- [WHAT IS NEEDED]
Locate the string "rank" throughout the material and copy every line in which it occurs.

++++++++++++++++++++

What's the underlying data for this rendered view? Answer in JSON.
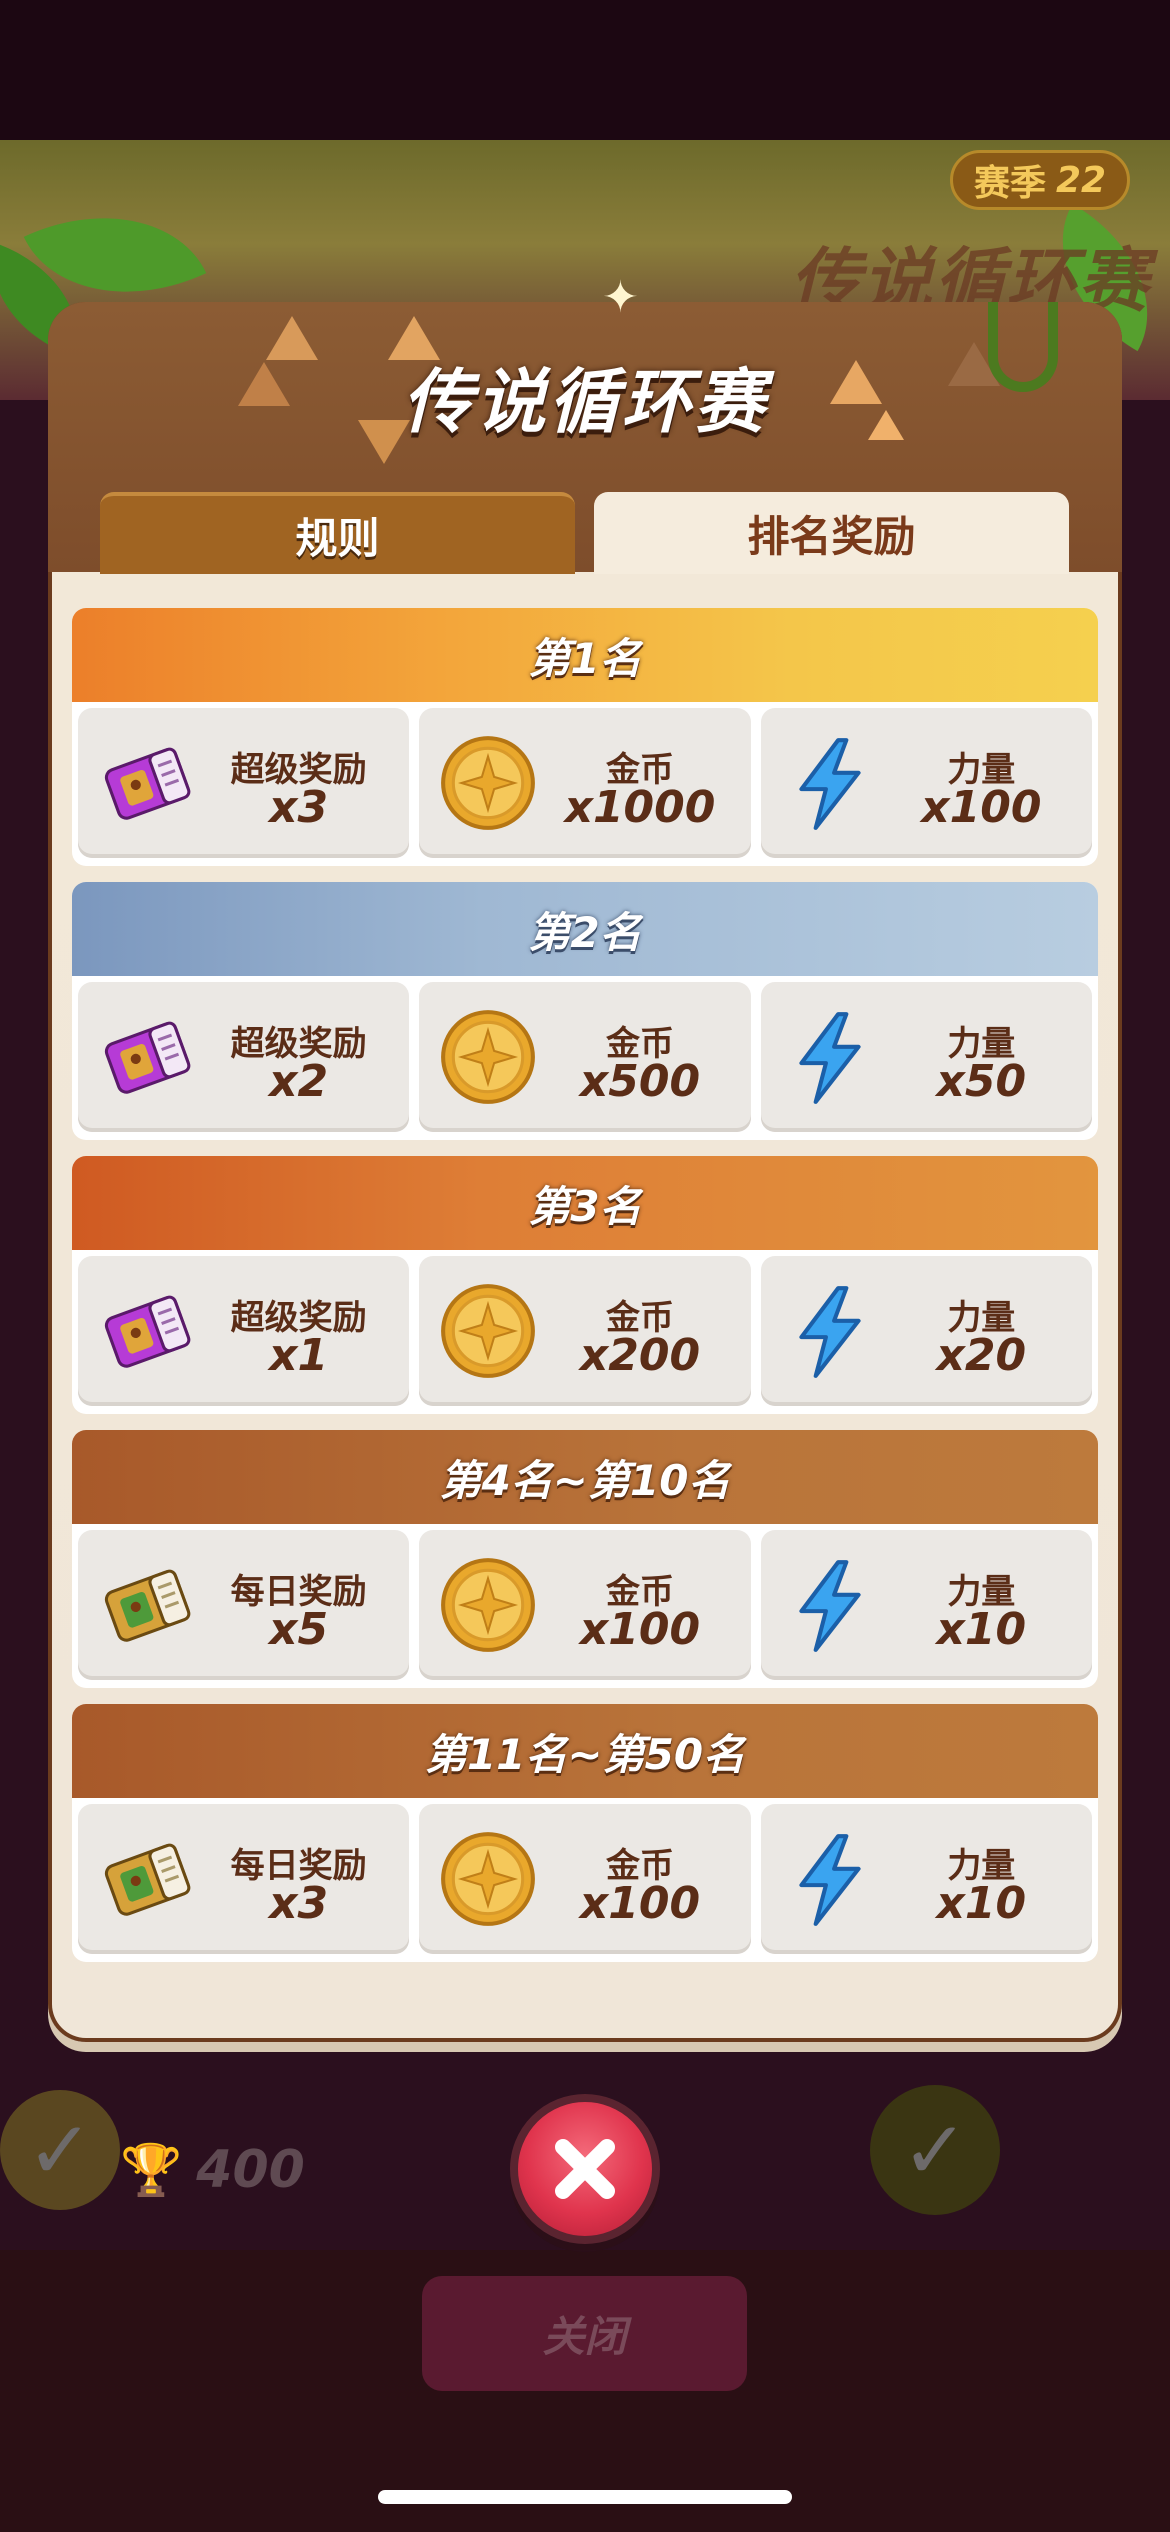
{
  "background": {
    "season_label": "赛季",
    "season_number": "22",
    "event_title": "传说循环赛",
    "trophy_count": "400",
    "close_label": "关闭"
  },
  "dialog": {
    "title": "传说循环赛",
    "tabs": [
      {
        "label": "规则",
        "active": false
      },
      {
        "label": "排名奖励",
        "active": true
      }
    ],
    "tiers": [
      {
        "rank": "第1名",
        "style": "gold",
        "rewards": [
          {
            "icon": "super-ticket-icon",
            "name": "超级奖励",
            "qty": "x3"
          },
          {
            "icon": "gold-coin-icon",
            "name": "金币",
            "qty": "x1000"
          },
          {
            "icon": "lightning-icon",
            "name": "力量",
            "qty": "x100"
          }
        ]
      },
      {
        "rank": "第2名",
        "style": "silver",
        "rewards": [
          {
            "icon": "super-ticket-icon",
            "name": "超级奖励",
            "qty": "x2"
          },
          {
            "icon": "gold-coin-icon",
            "name": "金币",
            "qty": "x500"
          },
          {
            "icon": "lightning-icon",
            "name": "力量",
            "qty": "x50"
          }
        ]
      },
      {
        "rank": "第3名",
        "style": "bronze",
        "rewards": [
          {
            "icon": "super-ticket-icon",
            "name": "超级奖励",
            "qty": "x1"
          },
          {
            "icon": "gold-coin-icon",
            "name": "金币",
            "qty": "x200"
          },
          {
            "icon": "lightning-icon",
            "name": "力量",
            "qty": "x20"
          }
        ]
      },
      {
        "rank": "第4名~第10名",
        "style": "brown",
        "rewards": [
          {
            "icon": "daily-ticket-icon",
            "name": "每日奖励",
            "qty": "x5"
          },
          {
            "icon": "gold-coin-icon",
            "name": "金币",
            "qty": "x100"
          },
          {
            "icon": "lightning-icon",
            "name": "力量",
            "qty": "x10"
          }
        ]
      },
      {
        "rank": "第11名~第50名",
        "style": "brown",
        "rewards": [
          {
            "icon": "daily-ticket-icon",
            "name": "每日奖励",
            "qty": "x3"
          },
          {
            "icon": "gold-coin-icon",
            "name": "金币",
            "qty": "x100"
          },
          {
            "icon": "lightning-icon",
            "name": "力量",
            "qty": "x10"
          }
        ]
      }
    ]
  },
  "colors": {
    "text_brown": "#5b2d17",
    "header_gold": "#f4c64a",
    "header_silver": "#9fb8d3",
    "header_bronze": "#de7e36",
    "header_brown": "#b9743a",
    "close_button_red": "#e0344d"
  }
}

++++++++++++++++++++

- [OUTPUT BELOW]
        "rank": "第1名",
        "rank": "第2名",
        "rank": "第3名",
        "rank": "第4名~第10名",
        "rank": "第11名~第50名",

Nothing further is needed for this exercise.